Coll, C., Caselles, V., Sobrino, J.A. and Valor, E. 1994. On the atmospheric dependence on the split-window equation for land surface temperature. Int.J. Remote Sensing (15)150-122.
Hurtado, E., Caselles, V. and Artigao, M.M. 1994. Estimating maize evapotranspiration from NOAA-AVHRR thermal data in the Albacete area, Spain. Int.J. Remote Sensing (15)2023-2037.
Hurtado, E., Caselles, V. and Artigao, M.M. 1994. Mapping actual evapotranspiration by combining landsat TM and NOAA AVHRR images in the Barrax (Albacete) region, Spain. Societé française de photogrammétrie et télédétection(137) 47-49.
Jackson, R.D., Reginato, R.J. and Idso, S.B. 1977. Wheat canopy temperature:a practical tool for evaluating water requirements .Water Resour. Res. (13). 651-656.
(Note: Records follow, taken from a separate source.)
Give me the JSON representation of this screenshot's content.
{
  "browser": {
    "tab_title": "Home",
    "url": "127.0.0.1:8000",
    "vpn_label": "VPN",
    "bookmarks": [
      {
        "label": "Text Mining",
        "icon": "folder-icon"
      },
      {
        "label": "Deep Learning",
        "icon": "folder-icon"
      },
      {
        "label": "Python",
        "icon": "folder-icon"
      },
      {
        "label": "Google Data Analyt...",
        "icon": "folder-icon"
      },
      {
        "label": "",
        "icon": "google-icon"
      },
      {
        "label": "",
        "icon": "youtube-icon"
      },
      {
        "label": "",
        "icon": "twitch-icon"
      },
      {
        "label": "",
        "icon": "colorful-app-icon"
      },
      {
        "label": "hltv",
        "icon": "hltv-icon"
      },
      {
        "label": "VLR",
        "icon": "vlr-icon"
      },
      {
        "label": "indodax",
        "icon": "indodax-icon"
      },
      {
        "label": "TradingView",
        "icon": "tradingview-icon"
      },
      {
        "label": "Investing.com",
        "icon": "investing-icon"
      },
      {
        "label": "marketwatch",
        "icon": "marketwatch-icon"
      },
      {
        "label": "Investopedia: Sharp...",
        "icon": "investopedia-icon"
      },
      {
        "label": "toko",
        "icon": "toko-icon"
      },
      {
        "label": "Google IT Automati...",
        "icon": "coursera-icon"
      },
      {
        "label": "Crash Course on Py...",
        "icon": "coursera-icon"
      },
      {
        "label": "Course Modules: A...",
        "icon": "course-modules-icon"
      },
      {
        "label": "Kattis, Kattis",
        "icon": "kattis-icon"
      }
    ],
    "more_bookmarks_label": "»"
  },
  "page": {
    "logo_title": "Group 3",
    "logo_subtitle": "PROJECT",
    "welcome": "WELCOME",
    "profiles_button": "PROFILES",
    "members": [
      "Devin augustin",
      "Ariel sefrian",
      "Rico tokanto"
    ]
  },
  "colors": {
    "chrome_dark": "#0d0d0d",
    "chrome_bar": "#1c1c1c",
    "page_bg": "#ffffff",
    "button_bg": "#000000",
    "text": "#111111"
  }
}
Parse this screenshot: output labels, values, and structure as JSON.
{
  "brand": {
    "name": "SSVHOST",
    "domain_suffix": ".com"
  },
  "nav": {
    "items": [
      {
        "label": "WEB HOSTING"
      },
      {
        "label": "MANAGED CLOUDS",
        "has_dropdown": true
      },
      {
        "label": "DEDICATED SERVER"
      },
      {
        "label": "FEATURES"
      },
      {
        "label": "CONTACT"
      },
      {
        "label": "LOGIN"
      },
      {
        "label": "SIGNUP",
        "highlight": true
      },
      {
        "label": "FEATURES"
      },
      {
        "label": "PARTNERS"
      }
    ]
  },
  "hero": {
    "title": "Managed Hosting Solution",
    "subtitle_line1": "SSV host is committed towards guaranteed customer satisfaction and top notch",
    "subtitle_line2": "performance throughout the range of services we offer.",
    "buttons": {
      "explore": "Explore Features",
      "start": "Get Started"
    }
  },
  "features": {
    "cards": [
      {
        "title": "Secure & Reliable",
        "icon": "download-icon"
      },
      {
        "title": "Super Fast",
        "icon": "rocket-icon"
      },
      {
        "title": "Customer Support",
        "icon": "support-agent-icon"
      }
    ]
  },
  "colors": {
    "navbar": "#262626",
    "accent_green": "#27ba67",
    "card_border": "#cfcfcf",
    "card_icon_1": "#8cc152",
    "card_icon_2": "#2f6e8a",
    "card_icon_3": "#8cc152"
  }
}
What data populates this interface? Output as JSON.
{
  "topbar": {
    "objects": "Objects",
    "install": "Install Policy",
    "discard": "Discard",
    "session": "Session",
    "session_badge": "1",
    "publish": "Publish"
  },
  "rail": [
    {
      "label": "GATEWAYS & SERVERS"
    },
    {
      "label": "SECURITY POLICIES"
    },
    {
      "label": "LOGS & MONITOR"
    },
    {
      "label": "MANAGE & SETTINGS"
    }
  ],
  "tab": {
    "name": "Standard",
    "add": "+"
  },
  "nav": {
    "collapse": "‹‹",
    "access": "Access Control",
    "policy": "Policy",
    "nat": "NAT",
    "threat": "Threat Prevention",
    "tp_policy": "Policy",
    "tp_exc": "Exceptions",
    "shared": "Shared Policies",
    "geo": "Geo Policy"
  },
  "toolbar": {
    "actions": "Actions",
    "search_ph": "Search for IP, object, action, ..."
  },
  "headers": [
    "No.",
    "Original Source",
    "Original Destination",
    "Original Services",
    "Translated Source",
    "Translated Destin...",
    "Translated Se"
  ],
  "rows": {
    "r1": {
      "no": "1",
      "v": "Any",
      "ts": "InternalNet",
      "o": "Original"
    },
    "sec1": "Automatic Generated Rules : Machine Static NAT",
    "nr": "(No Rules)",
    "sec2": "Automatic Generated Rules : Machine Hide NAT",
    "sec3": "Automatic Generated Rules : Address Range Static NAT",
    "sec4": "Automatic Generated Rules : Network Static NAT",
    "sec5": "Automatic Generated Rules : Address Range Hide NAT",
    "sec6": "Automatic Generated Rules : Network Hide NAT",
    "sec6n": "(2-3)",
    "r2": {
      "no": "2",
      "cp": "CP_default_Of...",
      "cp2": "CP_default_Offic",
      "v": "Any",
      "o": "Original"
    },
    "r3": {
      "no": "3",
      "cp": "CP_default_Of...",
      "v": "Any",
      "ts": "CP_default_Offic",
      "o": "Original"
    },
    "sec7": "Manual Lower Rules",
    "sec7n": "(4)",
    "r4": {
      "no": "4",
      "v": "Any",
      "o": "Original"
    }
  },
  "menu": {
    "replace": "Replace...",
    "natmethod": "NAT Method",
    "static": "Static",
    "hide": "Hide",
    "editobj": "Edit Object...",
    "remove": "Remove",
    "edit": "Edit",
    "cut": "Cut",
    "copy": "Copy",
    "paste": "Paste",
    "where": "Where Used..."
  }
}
Kustas, W.P. 1990. Estimates of evapotranspiration with a one and two dimensional model of heat transfer over partial canopy cover. J. Appl. Meteorol. (49). 135-153.
Shuttleworth, J.and Wallace, J.S. 1985.Evaporation from sparse crops-an energy combination theory.Q.J.R. Meteorol. Soc.(111) 839-855.
Shuttleworth, J.and Gurney, R. 1990. The theoretical relationship between foliage temperature and canopy resistance in sparse crops.Q.J.R. Meteorol. Soc.(116) 497-519.